DATA SUPPLIED -
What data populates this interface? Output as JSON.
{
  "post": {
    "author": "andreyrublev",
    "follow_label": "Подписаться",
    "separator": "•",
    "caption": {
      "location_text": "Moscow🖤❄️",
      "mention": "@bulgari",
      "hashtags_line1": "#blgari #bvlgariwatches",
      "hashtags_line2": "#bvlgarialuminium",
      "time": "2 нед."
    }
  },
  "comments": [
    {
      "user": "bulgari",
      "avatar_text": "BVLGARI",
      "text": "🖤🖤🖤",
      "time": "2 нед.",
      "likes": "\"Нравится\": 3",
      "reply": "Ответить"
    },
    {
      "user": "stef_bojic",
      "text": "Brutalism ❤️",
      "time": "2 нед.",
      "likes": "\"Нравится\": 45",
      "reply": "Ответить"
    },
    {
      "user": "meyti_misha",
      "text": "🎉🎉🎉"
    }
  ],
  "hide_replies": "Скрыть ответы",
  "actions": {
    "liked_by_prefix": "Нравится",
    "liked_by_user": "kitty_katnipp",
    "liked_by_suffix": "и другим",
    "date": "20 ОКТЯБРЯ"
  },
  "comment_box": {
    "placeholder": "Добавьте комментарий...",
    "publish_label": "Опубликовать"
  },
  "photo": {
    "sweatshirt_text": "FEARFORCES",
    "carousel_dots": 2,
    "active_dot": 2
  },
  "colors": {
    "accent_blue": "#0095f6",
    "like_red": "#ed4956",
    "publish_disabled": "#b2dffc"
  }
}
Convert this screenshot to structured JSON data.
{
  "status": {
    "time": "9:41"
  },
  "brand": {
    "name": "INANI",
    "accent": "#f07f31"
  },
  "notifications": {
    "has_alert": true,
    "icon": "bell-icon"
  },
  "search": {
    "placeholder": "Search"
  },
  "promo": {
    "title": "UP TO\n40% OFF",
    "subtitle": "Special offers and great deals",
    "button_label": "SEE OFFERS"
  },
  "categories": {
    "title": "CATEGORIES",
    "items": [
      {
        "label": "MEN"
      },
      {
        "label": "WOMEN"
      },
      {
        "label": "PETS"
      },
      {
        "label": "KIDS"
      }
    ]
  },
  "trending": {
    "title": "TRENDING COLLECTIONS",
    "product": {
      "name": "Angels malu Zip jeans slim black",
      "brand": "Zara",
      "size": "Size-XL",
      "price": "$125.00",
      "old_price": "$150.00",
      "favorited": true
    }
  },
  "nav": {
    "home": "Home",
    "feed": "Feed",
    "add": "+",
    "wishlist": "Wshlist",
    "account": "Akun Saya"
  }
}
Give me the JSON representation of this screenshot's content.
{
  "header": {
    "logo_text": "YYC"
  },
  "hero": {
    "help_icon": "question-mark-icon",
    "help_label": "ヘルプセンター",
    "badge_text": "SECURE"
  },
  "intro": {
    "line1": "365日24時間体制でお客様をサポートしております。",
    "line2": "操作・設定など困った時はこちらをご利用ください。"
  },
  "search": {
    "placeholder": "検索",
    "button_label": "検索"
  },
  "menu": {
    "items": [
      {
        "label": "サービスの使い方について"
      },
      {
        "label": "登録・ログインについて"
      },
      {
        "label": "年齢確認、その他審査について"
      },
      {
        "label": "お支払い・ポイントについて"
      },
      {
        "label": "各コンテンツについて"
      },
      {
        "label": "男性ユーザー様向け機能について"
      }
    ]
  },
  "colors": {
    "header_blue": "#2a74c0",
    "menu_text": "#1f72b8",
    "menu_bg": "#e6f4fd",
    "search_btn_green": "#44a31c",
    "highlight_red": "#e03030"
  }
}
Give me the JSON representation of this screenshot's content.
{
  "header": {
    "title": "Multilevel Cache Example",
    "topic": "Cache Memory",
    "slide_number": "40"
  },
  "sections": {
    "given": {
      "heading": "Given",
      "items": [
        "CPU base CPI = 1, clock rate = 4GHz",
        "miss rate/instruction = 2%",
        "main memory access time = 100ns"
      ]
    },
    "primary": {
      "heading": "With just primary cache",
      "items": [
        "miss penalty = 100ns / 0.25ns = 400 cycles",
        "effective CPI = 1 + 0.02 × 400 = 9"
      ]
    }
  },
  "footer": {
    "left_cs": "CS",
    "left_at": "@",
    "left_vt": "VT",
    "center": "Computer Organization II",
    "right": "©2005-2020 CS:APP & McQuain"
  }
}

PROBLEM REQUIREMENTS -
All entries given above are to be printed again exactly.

TASK OUTPUT -
What data populates this interface? Output as JSON.
{
  "post": {
    "author": "andreyrublev",
    "follow_label": "Подписаться",
    "separator": "•",
    "caption": {
      "location_text": "Moscow🖤❄️",
      "mention": "@bulgari",
      "hashtags_line1": "#blgari #bvlgariwatches",
      "hashtags_line2": "#bvlgarialuminium",
      "time": "2 нед."
    }
  },
  "comments": [
    {
      "user": "bulgari",
      "avatar_text": "BVLGARI",
      "text": "🖤🖤🖤",
      "time": "2 нед.",
      "likes": "\"Нравится\": 3",
      "reply": "Ответить"
    },
    {
      "user": "stef_bojic",
      "text": "Brutalism ❤️",
      "time": "2 нед.",
      "likes": "\"Нравится\": 45",
      "reply": "Ответить"
    },
    {
      "user": "meyti_misha",
      "text": "🎉🎉🎉"
    }
  ],
  "hide_replies": "Скрыть ответы",
  "actions": {
    "liked_by_prefix": "Нравится",
    "liked_by_user": "kitty_katnipp",
    "liked_by_suffix": "и другим",
    "date": "20 ОКТЯБРЯ"
  },
  "comment_box": {
    "placeholder": "Добавьте комментарий...",
    "publish_label": "Опубликовать"
  },
  "photo": {
    "sweatshirt_text": "FEARFORCES",
    "carousel_dots": 2,
    "active_dot": 2
  },
  "colors": {
    "accent_blue": "#0095f6",
    "like_red": "#ed4956",
    "publish_disabled": "#b2dffc"
  }
}
Convert this screenshot to structured JSON data.
{
  "status": {
    "time": "9:41"
  },
  "brand": {
    "name": "INANI",
    "accent": "#f07f31"
  },
  "notifications": {
    "has_alert": true,
    "icon": "bell-icon"
  },
  "search": {
    "placeholder": "Search"
  },
  "promo": {
    "title": "UP TO\n40% OFF",
    "subtitle": "Special offers and great deals",
    "button_label": "SEE OFFERS"
  },
  "categories": {
    "title": "CATEGORIES",
    "items": [
      {
        "label": "MEN"
      },
      {
        "label": "WOMEN"
      },
      {
        "label": "PETS"
      },
      {
        "label": "KIDS"
      }
    ]
  },
  "trending": {
    "title": "TRENDING COLLECTIONS",
    "product": {
      "name": "Angels malu Zip jeans slim black",
      "brand": "Zara",
      "size": "Size-XL",
      "price": "$125.00",
      "old_price": "$150.00",
      "favorited": true
    }
  },
  "nav": {
    "home": "Home",
    "feed": "Feed",
    "add": "+",
    "wishlist": "Wshlist",
    "account": "Akun Saya"
  }
}
Give me the JSON representation of this screenshot's content.
{
  "header": {
    "logo_text": "YYC"
  },
  "hero": {
    "help_icon": "question-mark-icon",
    "help_label": "ヘルプセンター",
    "badge_text": "SECURE"
  },
  "intro": {
    "line1": "365日24時間体制でお客様をサポートしております。",
    "line2": "操作・設定など困った時はこちらをご利用ください。"
  },
  "search": {
    "placeholder": "検索",
    "button_label": "検索"
  },
  "menu": {
    "items": [
      {
        "label": "サービスの使い方について"
      },
      {
        "label": "登録・ログインについて"
      },
      {
        "label": "年齢確認、その他審査について"
      },
      {
        "label": "お支払い・ポイントについて"
      },
      {
        "label": "各コンテンツについて"
      },
      {
        "label": "男性ユーザー様向け機能について"
      }
    ]
  },
  "colors": {
    "header_blue": "#2a74c0",
    "menu_text": "#1f72b8",
    "menu_bg": "#e6f4fd",
    "search_btn_green": "#44a31c",
    "highlight_red": "#e03030"
  }
}
Give me the JSON representation of this screenshot's content.
{
  "header": {
    "title": "Multilevel Cache Example",
    "topic": "Cache Memory",
    "slide_number": "40"
  },
  "sections": {
    "given": {
      "heading": "Given",
      "items": [
        "CPU base CPI = 1, clock rate = 4GHz",
        "miss rate/instruction = 2%",
        "main memory access time = 100ns"
      ]
    },
    "primary": {
      "heading": "With just primary cache",
      "items": [
        "miss penalty = 100ns / 0.25ns = 400 cycles",
        "effective CPI = 1 + 0.02 × 400 = 9"
      ]
    }
  },
  "footer": {
    "left_cs": "CS",
    "left_at": "@",
    "left_vt": "VT",
    "center": "Computer Organization II",
    "right": "©2005-2020 CS:APP & McQuain"
  }
}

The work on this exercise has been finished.